Recent years have seen a growth in the desire to make the ‘business case’ for sustainable business practices to key decision-makers. This has been accompanied by the trend in policymakers and NGOs seeing the private sector as a key partner for delivering change and so wanting to speak in a language that they can relate to. WWF commissioned 3Keel to write an accessible yet comprehensive guide to creating the ‘business case’ for credible certification and better management practices (BMPs) in the production of agricultural, forestry and fish commodities, building on approaches developed by WWF and partners in several related studies.
As a business case can be used in a wide variety of situations, and must be adapted afresh to individual requirements and constraints, the document takes the form of a framework and set of tools that can be applied with different audiences in mind e.g. primary producers, buyers, financial institutions and policymakers. It provides an introduction to the concept of a ‘business case’, identifies a variety of analytical approaches that are useful in different contexts (e.g. and Net Present Value) and gives recommendations on communicating the final output.
One of the key insights from the research was that, while the general principles of making an argument for the commercial benefits of sustainable production are the same as for any other business case, there are important differences that need taking into account when scoping, undertaking and communicating this sort of analysis. Benefits from credible certification and BMPs, while significant, can be ‘intangible’, difficult to quantify, longer-term and may ultimately have a strong ‘moral’ case underpinning them that shouldn’t be discounted.
Ultimately, creating and communicating a business case requires elements of the ‘science’ of analysis and the ‘art’ of framing and communicating compelling arguments. Becoming smarter about communicating the business case for sustainability – and in particular sustainable primary production – will continue to be a major focus for the sector and we hope this guidance document will be a useful contribution to these global efforts.
The guidance can be downloaded from WWF’s web page or from the link below.

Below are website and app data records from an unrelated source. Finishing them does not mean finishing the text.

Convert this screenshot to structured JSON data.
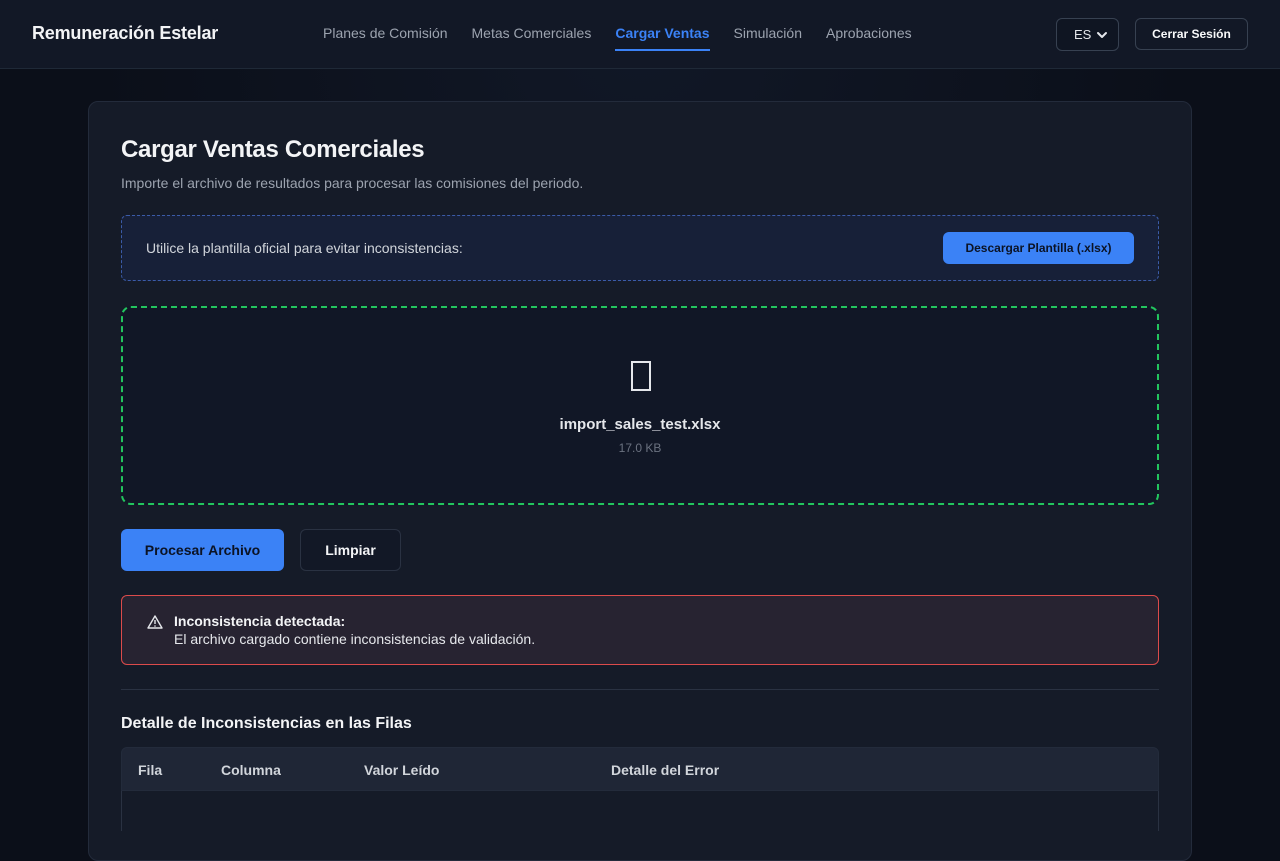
{
  "app": {
    "title": "Remuneración Estelar"
  },
  "nav": {
    "items": [
      {
        "label": "Planes de Comisión"
      },
      {
        "label": "Metas Comerciales"
      },
      {
        "label": "Cargar Ventas",
        "active": true
      },
      {
        "label": "Simulación"
      },
      {
        "label": "Aprobaciones"
      }
    ]
  },
  "header": {
    "language": "ES",
    "logout_label": "Cerrar Sesión"
  },
  "upload": {
    "title": "Cargar Ventas Comerciales",
    "subtitle": "Importe el archivo de resultados para procesar las comisiones del periodo.",
    "template_text": "Utilice la plantilla oficial para evitar inconsistencias:",
    "download_label": "Descargar Plantilla (.xlsx)",
    "file_name": "import_sales_test.xlsx",
    "file_size": "17.0 KB",
    "process_label": "Procesar Archivo",
    "clear_label": "Limpiar"
  },
  "alert": {
    "title": "Inconsistencia detectada:",
    "message": "El archivo cargado contiene inconsistencias de validación."
  },
  "errors": {
    "title": "Detalle de Inconsistencias en las Filas",
    "columns": [
      "Fila",
      "Columna",
      "Valor Leído",
      "Detalle del Error"
    ]
  },
  "colors": {
    "accent": "#3b82f6",
    "success_border": "#22c55e",
    "error_border": "#dc4b4b"
  }
}
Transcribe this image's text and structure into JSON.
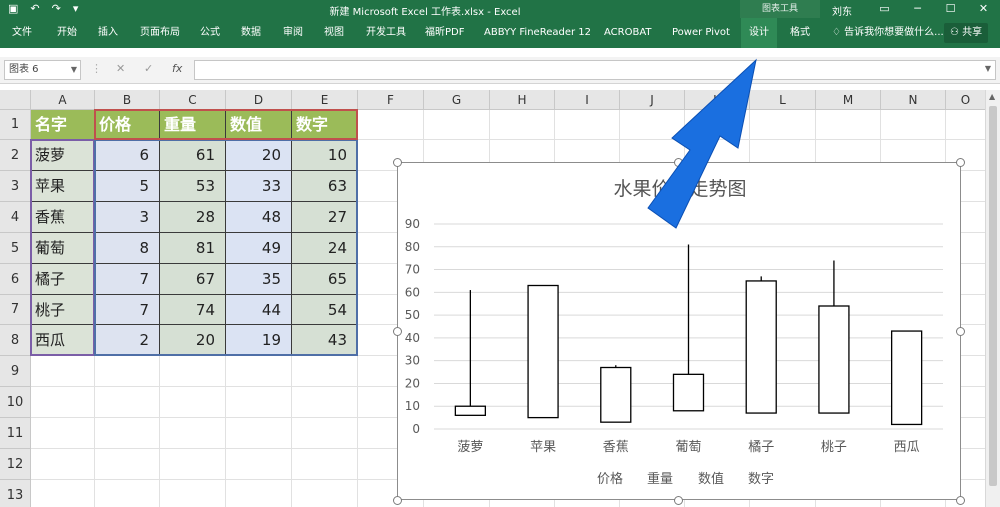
{
  "titlebar": {
    "undo": "↶",
    "redo": "↷",
    "title": "新建 Microsoft Excel 工作表.xlsx - Excel",
    "chart_tools": "图表工具",
    "user": "刘东",
    "minimize": "─",
    "restore": "☐",
    "close": "✕"
  },
  "ribbon": {
    "tabs": [
      "文件",
      "开始",
      "插入",
      "页面布局",
      "公式",
      "数据",
      "审阅",
      "视图",
      "开发工具",
      "福昕PDF",
      "ABBYY FineReader 12",
      "ACROBAT",
      "Power Pivot",
      "设计",
      "格式"
    ],
    "tell_me": "告诉我你想要做什么...",
    "share": "共享",
    "active_tab": "设计"
  },
  "formula_bar": {
    "name_box": "图表 6",
    "cancel": "✕",
    "enter": "✓",
    "fx": "fx",
    "value": ""
  },
  "sheet": {
    "columns": [
      "A",
      "B",
      "C",
      "D",
      "E",
      "F",
      "G",
      "H",
      "I",
      "J",
      "K",
      "L",
      "M",
      "N",
      "O"
    ],
    "rows": [
      "1",
      "2",
      "3",
      "4",
      "5",
      "6",
      "7",
      "8",
      "9",
      "10",
      "11",
      "12",
      "13"
    ],
    "headers": [
      "名字",
      "价格",
      "重量",
      "数值",
      "数字"
    ],
    "data": [
      [
        "菠萝",
        "6",
        "61",
        "20",
        "10"
      ],
      [
        "苹果",
        "5",
        "53",
        "33",
        "63"
      ],
      [
        "香蕉",
        "3",
        "28",
        "48",
        "27"
      ],
      [
        "葡萄",
        "8",
        "81",
        "49",
        "24"
      ],
      [
        "橘子",
        "7",
        "67",
        "35",
        "65"
      ],
      [
        "桃子",
        "7",
        "74",
        "44",
        "54"
      ],
      [
        "西瓜",
        "2",
        "20",
        "19",
        "43"
      ]
    ]
  },
  "chart_data": {
    "type": "stock",
    "title": "水果价格走势图",
    "categories": [
      "菠萝",
      "苹果",
      "香蕉",
      "葡萄",
      "橘子",
      "桃子",
      "西瓜"
    ],
    "series": [
      {
        "name": "价格",
        "values": [
          6,
          5,
          3,
          8,
          7,
          7,
          2
        ]
      },
      {
        "name": "重量",
        "values": [
          61,
          53,
          28,
          81,
          67,
          74,
          20
        ]
      },
      {
        "name": "数值",
        "values": [
          20,
          33,
          48,
          49,
          35,
          44,
          19
        ]
      },
      {
        "name": "数字",
        "values": [
          10,
          63,
          27,
          24,
          65,
          54,
          43
        ]
      }
    ],
    "ylim": [
      0,
      90
    ],
    "yticks": [
      0,
      10,
      20,
      30,
      40,
      50,
      60,
      70,
      80,
      90
    ],
    "grid": true,
    "legend": "bottom"
  },
  "colors": {
    "ribbon": "#217346",
    "header_fill": "#9bbb59",
    "arrow": "#1a6fe0"
  }
}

Ultimately, creating and communicating a business case requires elements of the ‘science’ of analysis and the ‘art’ of framing and communicating compelling arguments.
Making the business case for sustainable commodities